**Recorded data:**
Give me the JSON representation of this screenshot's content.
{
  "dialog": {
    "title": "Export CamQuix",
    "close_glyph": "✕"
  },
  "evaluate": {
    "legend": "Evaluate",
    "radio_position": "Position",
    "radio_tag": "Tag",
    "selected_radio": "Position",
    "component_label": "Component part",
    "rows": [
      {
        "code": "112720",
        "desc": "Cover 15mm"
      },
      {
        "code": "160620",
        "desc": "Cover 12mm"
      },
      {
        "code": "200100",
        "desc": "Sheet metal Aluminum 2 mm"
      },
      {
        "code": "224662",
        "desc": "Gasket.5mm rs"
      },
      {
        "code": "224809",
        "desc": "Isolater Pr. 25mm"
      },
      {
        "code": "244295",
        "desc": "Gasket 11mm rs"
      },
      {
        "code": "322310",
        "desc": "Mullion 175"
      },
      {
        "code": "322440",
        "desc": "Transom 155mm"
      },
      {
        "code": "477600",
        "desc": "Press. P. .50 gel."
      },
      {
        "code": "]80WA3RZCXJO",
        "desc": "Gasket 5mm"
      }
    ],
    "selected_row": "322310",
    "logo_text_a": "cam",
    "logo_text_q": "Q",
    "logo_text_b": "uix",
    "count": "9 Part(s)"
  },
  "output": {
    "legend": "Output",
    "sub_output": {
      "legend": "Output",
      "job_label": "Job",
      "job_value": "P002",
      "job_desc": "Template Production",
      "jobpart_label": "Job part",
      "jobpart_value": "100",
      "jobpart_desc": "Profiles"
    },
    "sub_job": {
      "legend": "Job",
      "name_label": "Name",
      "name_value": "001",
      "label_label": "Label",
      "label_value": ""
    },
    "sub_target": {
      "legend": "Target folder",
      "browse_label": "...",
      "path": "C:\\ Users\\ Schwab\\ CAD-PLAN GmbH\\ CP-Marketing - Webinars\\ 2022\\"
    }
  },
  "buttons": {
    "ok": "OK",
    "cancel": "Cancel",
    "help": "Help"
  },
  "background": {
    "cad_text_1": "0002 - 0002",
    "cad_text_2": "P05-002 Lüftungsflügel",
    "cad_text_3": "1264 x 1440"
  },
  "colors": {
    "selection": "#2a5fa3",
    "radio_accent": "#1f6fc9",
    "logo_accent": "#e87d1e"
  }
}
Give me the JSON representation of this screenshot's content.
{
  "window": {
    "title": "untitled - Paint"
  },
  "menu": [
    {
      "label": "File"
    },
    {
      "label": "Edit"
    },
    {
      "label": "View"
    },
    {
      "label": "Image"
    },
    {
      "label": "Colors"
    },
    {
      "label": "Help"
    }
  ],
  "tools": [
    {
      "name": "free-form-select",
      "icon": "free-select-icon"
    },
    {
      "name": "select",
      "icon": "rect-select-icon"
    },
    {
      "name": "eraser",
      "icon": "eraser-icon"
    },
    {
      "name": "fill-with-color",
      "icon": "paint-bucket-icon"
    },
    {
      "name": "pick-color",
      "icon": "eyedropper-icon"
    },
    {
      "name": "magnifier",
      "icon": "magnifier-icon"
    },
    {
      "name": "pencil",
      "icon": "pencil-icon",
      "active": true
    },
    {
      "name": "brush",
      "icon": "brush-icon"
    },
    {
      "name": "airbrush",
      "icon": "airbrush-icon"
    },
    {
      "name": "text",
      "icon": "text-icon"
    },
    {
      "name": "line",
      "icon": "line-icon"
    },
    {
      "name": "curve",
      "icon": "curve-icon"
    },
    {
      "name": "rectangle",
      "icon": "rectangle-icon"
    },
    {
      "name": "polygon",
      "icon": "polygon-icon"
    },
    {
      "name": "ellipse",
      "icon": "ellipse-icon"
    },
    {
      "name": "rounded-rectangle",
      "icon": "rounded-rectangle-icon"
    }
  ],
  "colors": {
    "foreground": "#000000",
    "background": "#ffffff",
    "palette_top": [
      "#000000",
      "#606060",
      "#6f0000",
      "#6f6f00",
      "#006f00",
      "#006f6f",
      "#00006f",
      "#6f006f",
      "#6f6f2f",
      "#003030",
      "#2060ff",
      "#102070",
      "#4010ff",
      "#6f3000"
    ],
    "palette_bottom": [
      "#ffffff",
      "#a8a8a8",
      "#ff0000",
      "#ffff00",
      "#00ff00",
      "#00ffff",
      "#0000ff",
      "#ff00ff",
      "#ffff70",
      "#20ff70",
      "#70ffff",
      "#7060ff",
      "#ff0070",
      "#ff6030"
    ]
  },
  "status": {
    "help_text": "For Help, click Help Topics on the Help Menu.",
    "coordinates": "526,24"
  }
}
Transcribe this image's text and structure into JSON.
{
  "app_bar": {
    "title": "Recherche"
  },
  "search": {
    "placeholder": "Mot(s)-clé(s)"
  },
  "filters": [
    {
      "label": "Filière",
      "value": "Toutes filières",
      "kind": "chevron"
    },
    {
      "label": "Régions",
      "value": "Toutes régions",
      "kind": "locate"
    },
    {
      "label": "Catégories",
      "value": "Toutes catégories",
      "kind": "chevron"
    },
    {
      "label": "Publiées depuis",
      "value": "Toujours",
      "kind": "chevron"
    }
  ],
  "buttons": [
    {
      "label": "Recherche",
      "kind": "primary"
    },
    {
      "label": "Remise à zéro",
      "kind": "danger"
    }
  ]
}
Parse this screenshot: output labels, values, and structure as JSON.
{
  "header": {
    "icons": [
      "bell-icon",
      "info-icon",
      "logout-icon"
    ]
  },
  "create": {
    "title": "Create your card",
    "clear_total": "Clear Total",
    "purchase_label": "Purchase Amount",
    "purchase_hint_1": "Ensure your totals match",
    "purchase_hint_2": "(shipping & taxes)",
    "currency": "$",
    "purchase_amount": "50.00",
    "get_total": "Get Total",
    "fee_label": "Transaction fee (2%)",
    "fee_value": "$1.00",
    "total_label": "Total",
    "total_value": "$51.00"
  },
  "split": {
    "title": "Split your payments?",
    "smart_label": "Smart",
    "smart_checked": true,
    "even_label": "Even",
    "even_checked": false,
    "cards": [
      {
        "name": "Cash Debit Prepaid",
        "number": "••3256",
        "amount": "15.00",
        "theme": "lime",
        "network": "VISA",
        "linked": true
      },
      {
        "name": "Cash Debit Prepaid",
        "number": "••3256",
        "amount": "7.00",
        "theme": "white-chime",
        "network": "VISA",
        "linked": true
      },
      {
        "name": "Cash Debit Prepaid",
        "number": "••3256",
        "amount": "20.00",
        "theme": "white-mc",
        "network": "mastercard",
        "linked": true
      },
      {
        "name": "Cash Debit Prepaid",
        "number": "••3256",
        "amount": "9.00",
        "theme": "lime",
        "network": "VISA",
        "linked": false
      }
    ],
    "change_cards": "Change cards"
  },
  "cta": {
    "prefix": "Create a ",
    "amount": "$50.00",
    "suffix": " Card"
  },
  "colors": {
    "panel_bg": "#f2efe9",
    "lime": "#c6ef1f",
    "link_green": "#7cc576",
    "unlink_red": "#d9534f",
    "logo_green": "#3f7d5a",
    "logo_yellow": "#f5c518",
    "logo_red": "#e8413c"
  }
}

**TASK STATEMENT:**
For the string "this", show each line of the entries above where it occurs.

**ANSWER BOX:**
Give me the JSON representation of this screenshot's content.
Give me the JSON representation of this screenshot's content.
Transcribe this image's text and structure into JSON.
Parse this screenshot: output labels, values, and structure as JSON.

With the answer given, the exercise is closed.